Procrastivities are what you do instead of the thing you should be doing.  From the root word procrastinate, just add some festive activities and voila.  For example, watching Tik-Tok videos.  Not all procrastivities are created equal, though.  This blog is about improving your life by making your procrastination more productive or avoided altogether so that’s the basis on which procrastivities are judged.

After many informal interviews, here are some of the more common procrastivities:

  • Gaming – everything from Suduku to Call of Duty; personally, I play Call of Suduku
  • Scrolling your feed – this includes Tik-Tok, YouTube, Facebook, Twitter, even My Space
  • Organizing/Cleaning – this is mainly done by older homeowners, but that’s who I mainly surveyed
  • Hobbies – crafting, making music and reading (yes, I’m calling reading a hobby) are a few I heard mentioned often
  • Connecting with Friends – not the TV show, although that’s a typical procrastivity, too.

Obviously, mindless scrolling of your feed is probably a less valuable use of your time than say organizing because organizing sets you up for success later while scrolling your feed is usually just a time waster.  Also, the longer you spend on the procrastivity, the more cost it has to you in the form of reduced productivity.  The benefit you get from a procrastivity, contrarily, will diminish over time.  The following chart shows the relationship between the costs and benefits of any given procrastivity.  If it looks like a supply & demand chart, that’s because productivity is an economic metric and the laws of nature prevail. When the cost of the procrastivity outweighs the benefit of the procrastivity, any rational person would stop doing it.

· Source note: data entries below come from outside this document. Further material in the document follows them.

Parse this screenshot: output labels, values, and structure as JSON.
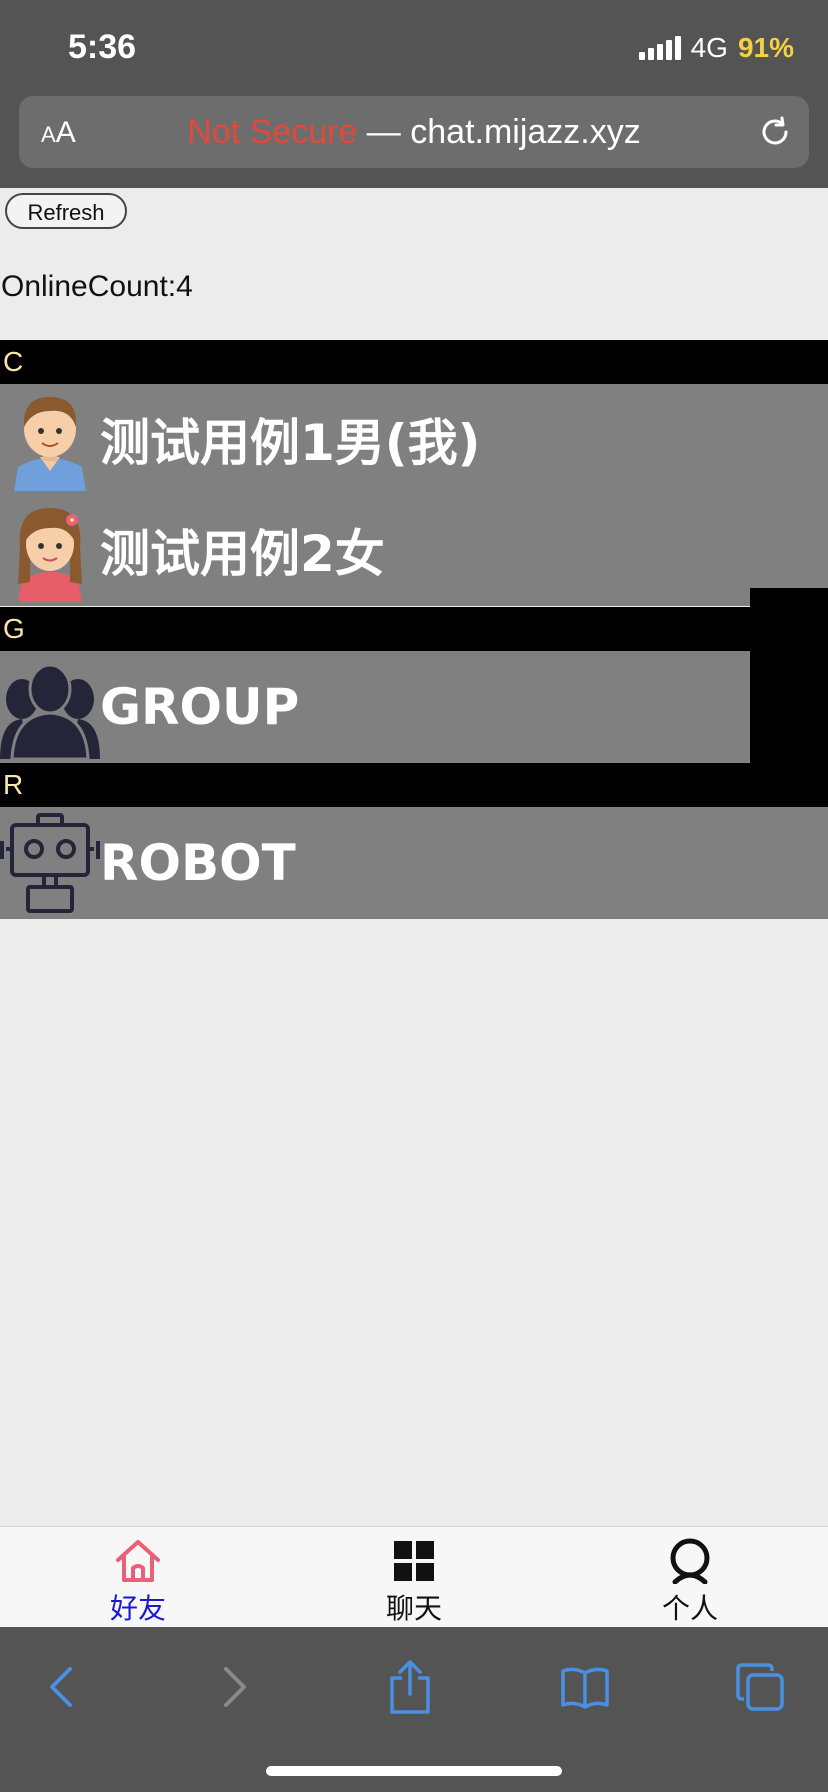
{
  "status": {
    "time": "5:36",
    "network": "4G",
    "battery": "91%"
  },
  "browser": {
    "aa_small": "A",
    "aa_large": "A",
    "not_secure": "Not Secure",
    "separator": " — ",
    "url": "chat.mijazz.xyz"
  },
  "page": {
    "refresh_label": "Refresh",
    "online_count": "OnlineCount:4",
    "sections": [
      {
        "letter": "C",
        "contacts": [
          {
            "name": "测试用例1男(我)",
            "avatar": "boy-avatar-icon"
          },
          {
            "name": "测试用例2女",
            "avatar": "girl-avatar-icon"
          }
        ]
      },
      {
        "letter": "G",
        "contacts": [
          {
            "name": "GROUP",
            "avatar": "group-icon"
          }
        ]
      },
      {
        "letter": "R",
        "contacts": [
          {
            "name": "ROBOT",
            "avatar": "robot-icon"
          }
        ]
      }
    ]
  },
  "tabbar": {
    "tabs": [
      {
        "label": "好友",
        "icon": "home-icon",
        "active": true
      },
      {
        "label": "聊天",
        "icon": "grid-icon",
        "active": false
      },
      {
        "label": "个人",
        "icon": "person-icon",
        "active": false
      }
    ]
  },
  "colors": {
    "chrome": "#545454",
    "section_bg": "#000000",
    "section_text": "#f7e6a8",
    "row_bg": "#808080",
    "active_tab_label": "#1a1ad6",
    "active_tab_icon": "#e8607a",
    "safari_blue": "#4a90e2",
    "not_secure": "#e5473b"
  }
}
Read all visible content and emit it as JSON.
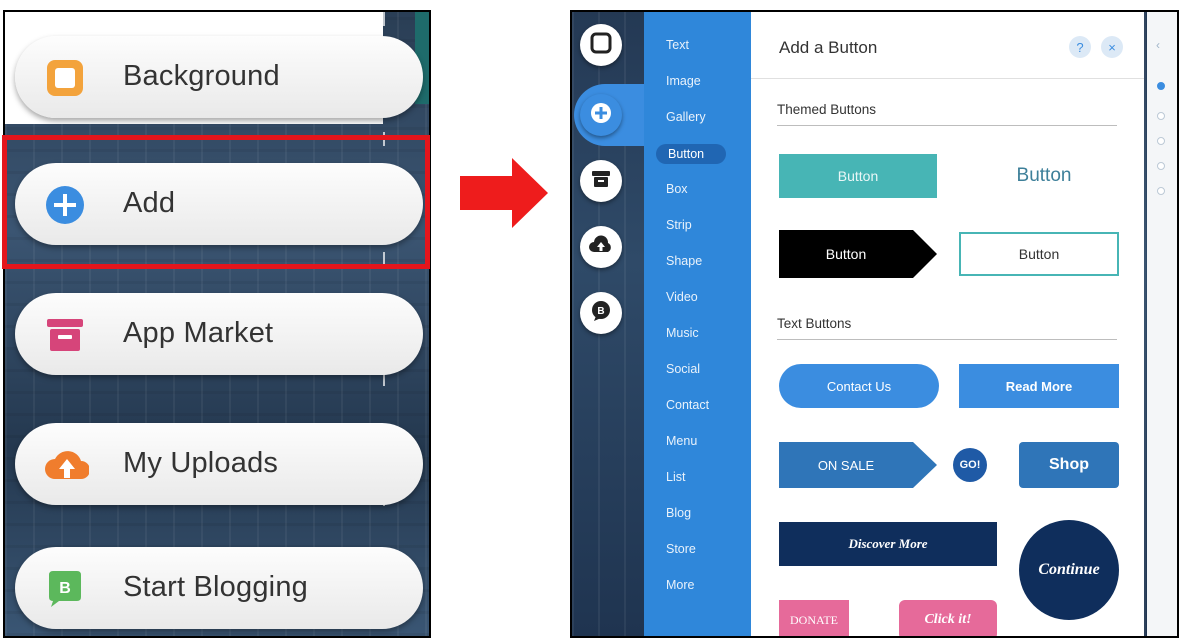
{
  "left_menu": {
    "items": [
      {
        "label": "Background",
        "icon": "square-outline-icon"
      },
      {
        "label": "Add",
        "icon": "plus-circle-icon"
      },
      {
        "label": "App Market",
        "icon": "store-icon"
      },
      {
        "label": "My Uploads",
        "icon": "cloud-upload-icon"
      },
      {
        "label": "Start Blogging",
        "icon": "blog-chat-icon"
      }
    ],
    "highlighted_item": "Add",
    "highlight_color": "#e4151c"
  },
  "arrow": {
    "color": "#ee1c1c"
  },
  "panel": {
    "categories": [
      "Text",
      "Image",
      "Gallery",
      "Button",
      "Box",
      "Strip",
      "Shape",
      "Video",
      "Music",
      "Social",
      "Contact",
      "Menu",
      "List",
      "Blog",
      "Store",
      "More"
    ],
    "active_category": "Button",
    "title": "Add a Button",
    "help_label": "?",
    "close_label": "×",
    "themed_section": "Themed Buttons",
    "text_section": "Text Buttons",
    "themed_buttons": [
      {
        "label": "Button",
        "style": "teal-filled"
      },
      {
        "label": "Button",
        "style": "teal-text"
      },
      {
        "label": "Button",
        "style": "black-arrow"
      },
      {
        "label": "Button",
        "style": "teal-outline"
      }
    ],
    "text_buttons": [
      {
        "label": "Contact Us",
        "style": "blue-pill"
      },
      {
        "label": "Read More",
        "style": "blue-rect"
      },
      {
        "label": "ON SALE",
        "style": "blue-arrow"
      },
      {
        "label": "GO!",
        "style": "navy-circle-small"
      },
      {
        "label": "Shop",
        "style": "blue-rounded"
      },
      {
        "label": "Discover More",
        "style": "navy-rect"
      },
      {
        "label": "Continue",
        "style": "navy-circle-large"
      },
      {
        "label": "DONATE",
        "style": "pink"
      },
      {
        "label": "Click it!",
        "style": "pink-rounded"
      }
    ],
    "colors": {
      "accent": "#3b8de0",
      "teal": "#47b5b5",
      "navy": "#0f2e5c",
      "pink": "#e66a9a"
    }
  }
}
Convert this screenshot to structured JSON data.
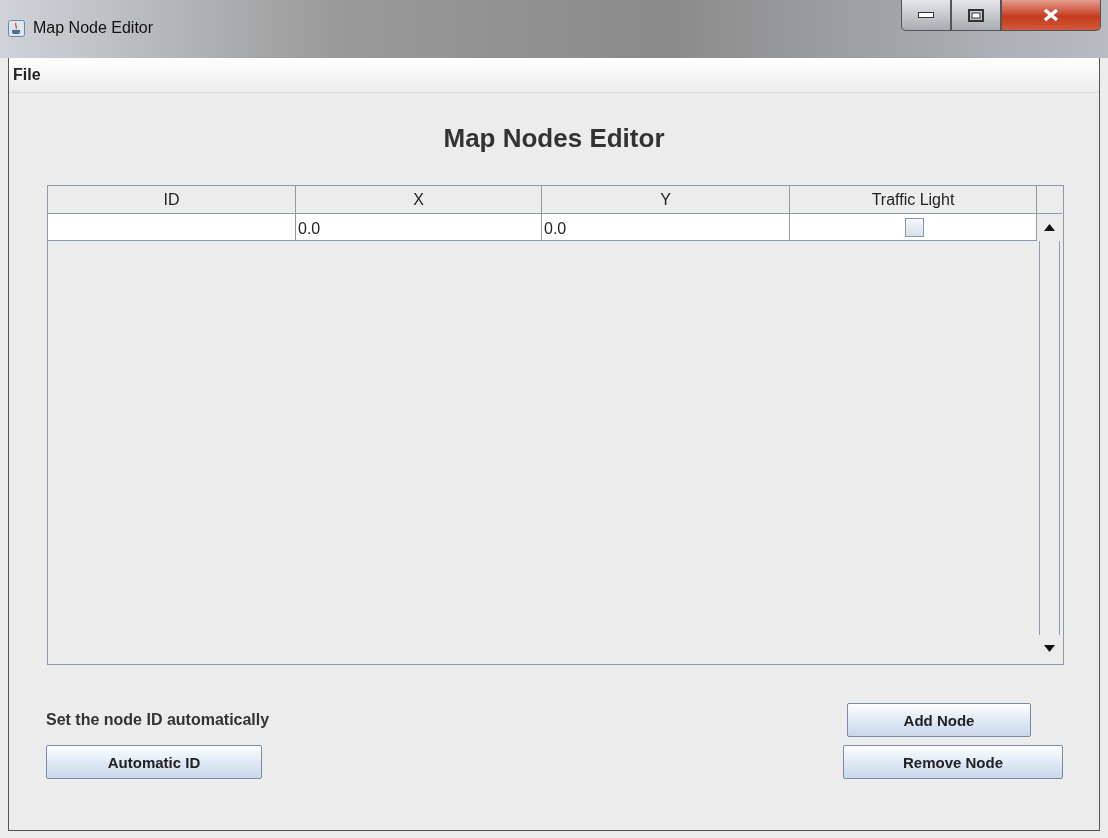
{
  "window": {
    "title": "Map Node Editor"
  },
  "menu": [
    "File"
  ],
  "heading": "Map Nodes Editor",
  "table": {
    "columns": [
      "ID",
      "X",
      "Y",
      "Traffic Light"
    ],
    "rows": [
      {
        "cells": [
          "",
          "0.0",
          "0.0"
        ],
        "traffic_light": false
      }
    ]
  },
  "auto_label": "Set the node ID automatically",
  "buttons": [
    {
      "label": "Automatic ID",
      "kind": "auto"
    },
    {
      "label": "Add Node",
      "kind": "add"
    },
    {
      "label": "Remove Node",
      "kind": "remove"
    }
  ]
}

Side note:  the “laws” of supply and demand, though still widely taught, have largely been thrown out by economists due to the flaw of assuming that people behave rationally in the market place.  In fact, people are not rational – neither in the market place nor in their own procrastination.  But the more rationally you behave, the easier it will be to control your procrastinative urges. Good luck, Procrasti-Nation!